It was mid-June and we arrived in Turkey’s Cappodocia region at about two in the morning when our plane landed at Kayseri airport from Antalya. I was exhausted, although I did manage to get about 20 minutes sleep on the plane – despite the fact that it was full of babies who seemed to be competing over who could cry the longest and loudest.

We drove for an hour on a dark highway before we were dropped off at the Kelebek Cave Hotel in the town of Goreme. A tired looking man came and took our bags and led us through a courtyard to a giant cone-shaped stone cave. We climbed some steep stairs, opened a wooden door to a room that had been carved into the cave. An old painted cross could be seen across the ceiling.

Some background about Cappodocia: According to the good folks at Lonely Planet, this area was first settled by the Hittites in 1800BC, who were followed by the Persians, Romans and Christians. The latter group came to hide from persecution and left their mark by creating churches and painting religious murals within the many caves (many were later desecrated by Arab invaders). The region is unique for these so-called ‘fairy chimneys’ that cover the landscape; eroded rock formations with a porous interior that inhabitants could use to carve out homes, churches, underground citiies or, in modern-Turkey, hotel rooms.
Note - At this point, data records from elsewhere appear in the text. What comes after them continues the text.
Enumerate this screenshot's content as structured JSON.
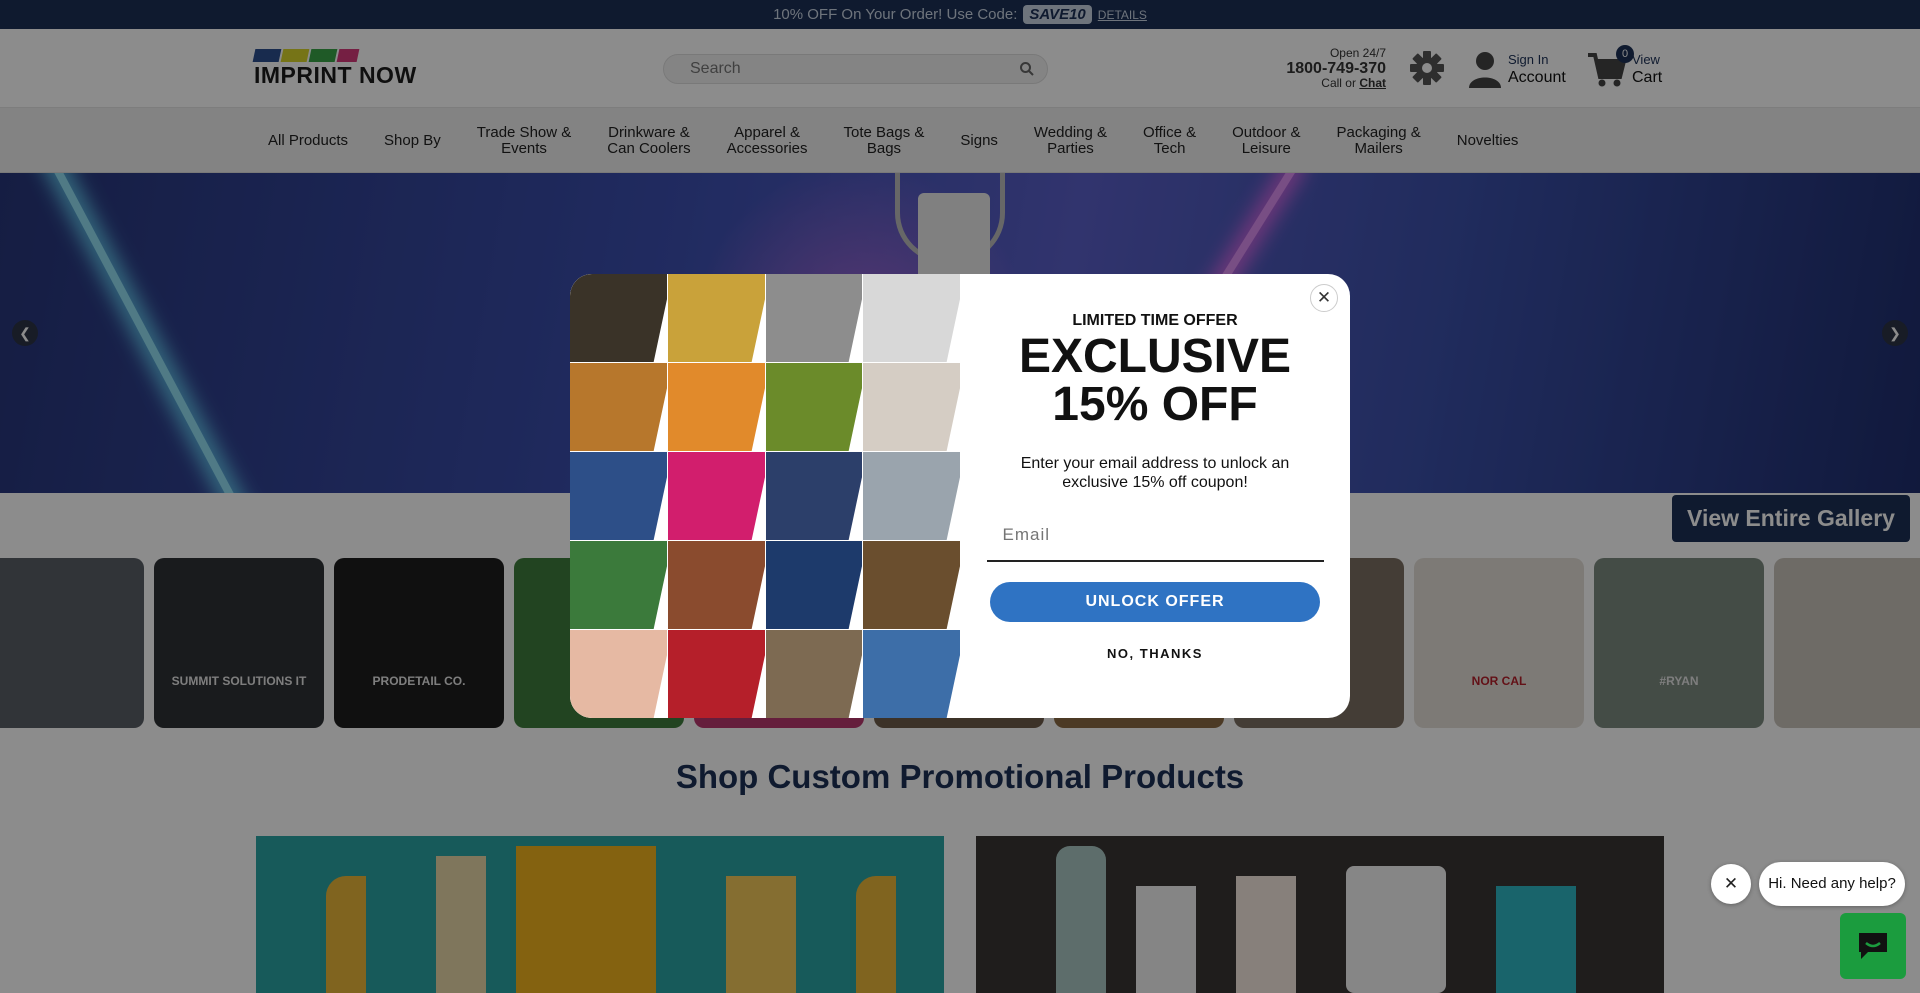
{
  "promo_bar": {
    "text": "10% OFF On Your Order! Use Code:",
    "code": "SAVE10",
    "details": "DETAILS"
  },
  "header": {
    "logo_text": "IMPRINT NOW",
    "search_placeholder": "Search",
    "open_label": "Open 24/7",
    "phone": "1800-749-370",
    "call_or": "Call or",
    "chat_link": "Chat",
    "signin_label": "Sign In",
    "account_label": "Account",
    "cart_count": "0",
    "view_label": "View",
    "cart_label": "Cart"
  },
  "nav": {
    "items": [
      {
        "label": "All Products"
      },
      {
        "label": "Shop By"
      },
      {
        "label": "Trade Show &\nEvents"
      },
      {
        "label": "Drinkware &\nCan Coolers"
      },
      {
        "label": "Apparel &\nAccessories"
      },
      {
        "label": "Tote Bags &\nBags"
      },
      {
        "label": "Signs"
      },
      {
        "label": "Wedding &\nParties"
      },
      {
        "label": "Office &\nTech"
      },
      {
        "label": "Outdoor &\nLeisure"
      },
      {
        "label": "Packaging &\nMailers"
      },
      {
        "label": "Novelties"
      }
    ]
  },
  "hero": {
    "prev_glyph": "❮",
    "next_glyph": "❯"
  },
  "gallery": {
    "button_label": "View Entire Gallery",
    "tiles": [
      {
        "text": "",
        "bg": "#5a5f66"
      },
      {
        "text": "SUMMIT SOLUTIONS IT",
        "bg": "#2f3235"
      },
      {
        "text": "PRODETAIL CO.",
        "bg": "#1e1e1e"
      },
      {
        "text": "",
        "bg": "#3f7d3c"
      },
      {
        "text": "",
        "bg": "#b8386e"
      },
      {
        "text": "",
        "bg": "#6d5b4a"
      },
      {
        "text": "",
        "bg": "#8a6b44"
      },
      {
        "text": "",
        "bg": "#7c6f63"
      },
      {
        "text": "NOR CAL",
        "bg": "#e3dfd8"
      },
      {
        "text": "#RYAN",
        "bg": "#7d8a80"
      },
      {
        "text": "",
        "bg": "#c9c4bb"
      }
    ]
  },
  "shop_section": {
    "title": "Shop Custom Promotional Products"
  },
  "modal": {
    "close_glyph": "✕",
    "kicker": "LIMITED TIME OFFER",
    "headline": "EXCLUSIVE",
    "headline2": "15% OFF",
    "description": "Enter your email address to unlock an exclusive 15% off coupon!",
    "email_placeholder": "Email",
    "unlock_label": "UNLOCK OFFER",
    "decline_label": "NO, THANKS",
    "mosaic_colors": [
      "#3a3328",
      "#c9a23a",
      "#8d8d8d",
      "#d8d8d8",
      "#b7772c",
      "#e18a2b",
      "#6b8b2a",
      "#d5cdc4",
      "#2d4f88",
      "#d21e6d",
      "#2c3f6a",
      "#9aa4ad",
      "#3b7a3b",
      "#8a4b2e",
      "#1d3a6b",
      "#6a4e2e",
      "#e6b9a3",
      "#b51f2a",
      "#7d6a52",
      "#3d6ea8"
    ]
  },
  "chat": {
    "close_glyph": "✕",
    "bubble_text": "Hi. Need any help?"
  },
  "colors": {
    "navy": "#1c3157",
    "unlock_blue": "#2f73c3",
    "chat_green": "#1b9c3e"
  }
}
After a delicious breakfast (one of the best on our trip), I set out on a town that seemed yet to be overwhelmed by its tourist potential. Of course, there were stores hawking postcards and generic memorabilia, but Goreme still seemed very authentic. I climbed a hill along a dusty back road and walked past a rooster (who ignored me completely) and an old woman who was sweeping off her doorstep with a hand-broom. She was covered completely except her time-worn face. I stopped and looked out at this town of sand-coloured buildings and stone fairy chimney dwellings jutting out and heard the call to prayer echoing from the central mosque.

I was very far from home.

A little anticlimactic

Tomatoes and Olives

Tomatoes and Kalamata Olives, Santorini, Greece.

Every year around this time one of my favourite things is field tomatoes. So fresh. So delicious. And combined with bacon on a sandwich … one of the greatest things.

However, this year is a little different. I recently returned from a three-week vacation across Greece and Turkey and here I discovered some of the best tomatoes I had ever eaten. Every morning breakfast comprised of fresh tomatoes, cheese, olives, bread and coffee/tea, but it really was the tomatoes that stole the show. And now? Well, my old friend the field tomato, although still excellent, leaves me longing to go back. Pity.

The above photo? Giant cherry tomatoes from the Greek island of Santorini and some kalamata olives. A wonderful combination with a glass of wine and that island’s beautiful sunsets.